Court of Criminal Appeals of Tennessee, Nashville
DENNIS L. ROSE
CHERRY LINDAMOOD, WARDEN
Assigned on Briefs January 17, 2018
from the Circuit Court for Wayne County No. 15952 Robert L.
a jury trial in Sullivan County Criminal Court, Petitioner,
Dennis L. Rose, was found guilty of first degree murder. The
judgment shows that he was given a life sentence in the
Tennessee Department of Correction. After his conviction was
affirmed on direct appeal, State v. Dennis Lee Rose,
No. E2010-00734-CCA-R3-CD, 2012 WL 335548 (Tenn. Crim. App.
Feb. 1, 2012), perm. app. denied (Tenn. May 21,
2012) (designated not for citation), Petitioner's request
for post-conviction relief was also denied, and that judgment
was also affirmed. Dennis L. Rose v. State, No.
E2015-00768-CCA-R3-PC, 2016 WL 3215682 (Tenn. Crim. App. June
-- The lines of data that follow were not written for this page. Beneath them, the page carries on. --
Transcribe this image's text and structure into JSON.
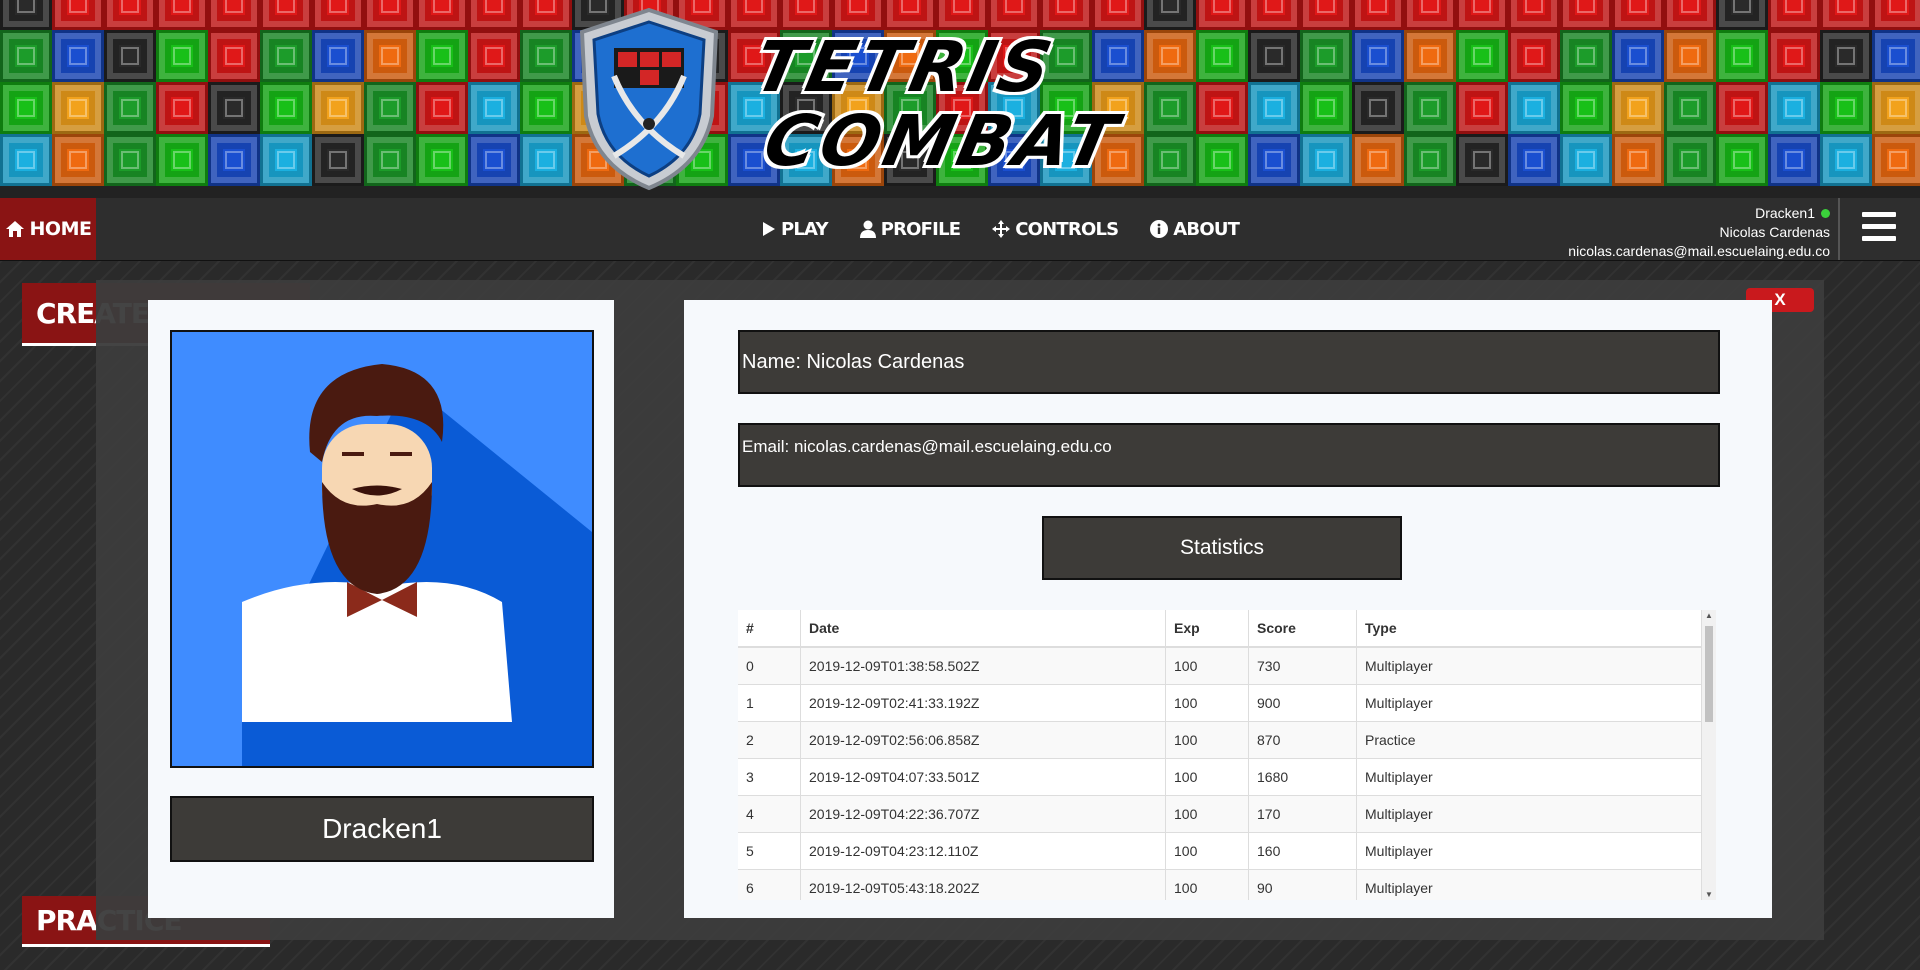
{
  "logo": {
    "line1": "TETRIS",
    "line2": "COMBAT"
  },
  "nav": {
    "home_label": "HOME",
    "items": [
      {
        "label": "PLAY",
        "icon": "play-icon"
      },
      {
        "label": "PROFILE",
        "icon": "user-icon"
      },
      {
        "label": "CONTROLS",
        "icon": "controls-icon"
      },
      {
        "label": "ABOUT",
        "icon": "info-icon"
      }
    ]
  },
  "user": {
    "username": "Dracken1",
    "full_name": "Nicolas Cardenas",
    "email": "nicolas.cardenas@mail.escuelaing.edu.co",
    "status_color": "#3bd23b"
  },
  "background": {
    "create_tab": "CREATE",
    "practice_tab": "PRACTICE"
  },
  "modal": {
    "close_label": "X",
    "username": "Dracken1",
    "name_field": "Name: Nicolas Cardenas",
    "email_field": "Email: nicolas.cardenas@mail.escuelaing.edu.co",
    "statistics_label": "Statistics",
    "table": {
      "columns": [
        "#",
        "Date",
        "Exp",
        "Score",
        "Type"
      ],
      "rows": [
        [
          "0",
          "2019-12-09T01:38:58.502Z",
          "100",
          "730",
          "Multiplayer"
        ],
        [
          "1",
          "2019-12-09T02:41:33.192Z",
          "100",
          "900",
          "Multiplayer"
        ],
        [
          "2",
          "2019-12-09T02:56:06.858Z",
          "100",
          "870",
          "Practice"
        ],
        [
          "3",
          "2019-12-09T04:07:33.501Z",
          "100",
          "1680",
          "Multiplayer"
        ],
        [
          "4",
          "2019-12-09T04:22:36.707Z",
          "100",
          "170",
          "Multiplayer"
        ],
        [
          "5",
          "2019-12-09T04:23:12.110Z",
          "100",
          "160",
          "Multiplayer"
        ],
        [
          "6",
          "2019-12-09T05:43:18.202Z",
          "100",
          "90",
          "Multiplayer"
        ]
      ]
    }
  },
  "colors": {
    "accent_red": "#8a1414",
    "close_red": "#c9191d",
    "field_bg": "#3d3b38",
    "avatar_bg": "#3f8cff"
  }
}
2, 2016), perm. app. denied (Tenn. Oct. 19, 2016).
Thereafter, Petitioner initiated this proceeding by filing
his petition for habeas corpus relief. The petition was
dismissed by the habeas corpus court, and Petitioner
appealed. We affirm the judgment of the habeas corpus court.
R. App. P. 3 Appeal as of Right; Judgment of the Circuit
L. Rose, Clifton, Tennessee, Pro Se.
Herbert H. Slatery III, Attorney General and Reporter; Sophia
Lee, Senior Counsel; and Brent A. Cooper, District Attorney
General, for the appellee, State of Tennessee.
T. Woodall, P.J., delivered the opinion of the court, in
which Robert L. Holloway, Jr., and Timothy L. Easter, JJ.,
T. WOODALL, PRESIDING JUDGE
alleges the following in his petition as the basis justifying
habeas corpus relief:
The trial court lacked the jurisdictional authority to impose
a [l]ife sentence with the possibility of parole for the
offense of first[ ]degree murder, because the possibility of
parole is not statutorily authorized and therefore renders
his judgment void.
judgment, however, clearly sets punishment at
"life," without the surplusage of "with
possibility of parole" erroneously stated by the trial
court at the time of sentencing. We agree with the habeas
corpus court's conclusion that the trial court's
misstatement at the time of sentencing did not render the
judgment void. The trial court's erroneous statement that
Petitioner asserts renders the judgment void is as follows:
[Petitioner], as to the jury finding you guilty in Count 1 of
the indictment to the offense of premeditated first[ ]degree
murder, it's the judgment of the Court you are guilty.
Court sentences you to life imprisonment with the possibility
of parole. . . . So you're sentenced to life with the
possibility of parole as to Count 1.
right to habeas corpus relief is available "only when
'it appears upon the face of the judgment or the record
of the proceedings upon which the judgment is rendered'
that a convicting court was without jurisdiction or authority
to sentence a defendant, or that a defendant's sentence
of imprisonment or other restraint has expired."
Summers v. State, 212 S.W.3d 251, 255 (Tenn. 2007)
(quoting Archer v. State, 851 S.W.2d 157, 164 (Tenn.
1993)). In contrast to a post-conviction petition, a habeas
corpus petition is used to challenge void and not merely
voidable judgments. Summers, 212 S.W.3d at 255-56. A
voidable judgment is one that is facially valid and requires
proof beyond the face of the record or judgment to establish
its invalidity. Id. at 256; Dykes v.
Compton, 978 S.W.2d 528, 529 (Tenn. 1998). A void
judgment "is one in which the judgment is facially
invalid because the court lacked jurisdiction or authority to
render the judgment." Taylor v. State, 995
S.W.2d 78, 83 (Tenn.1999); Dykes, 978 S.W.2d at 529.
petitioner bears the burden of proving a void judgment or
illegal confinement by a preponderance of the evidence.
Wyatt v. State, 24 S.W.3d 319, 322 (Tenn. 2000). A
trial court may summarily dismiss a petition for writ of
habeas corpus without the appointment of counsel and without
an evidentiary hearing if there is nothing on the face of the
judgment to indicate that the convictions ...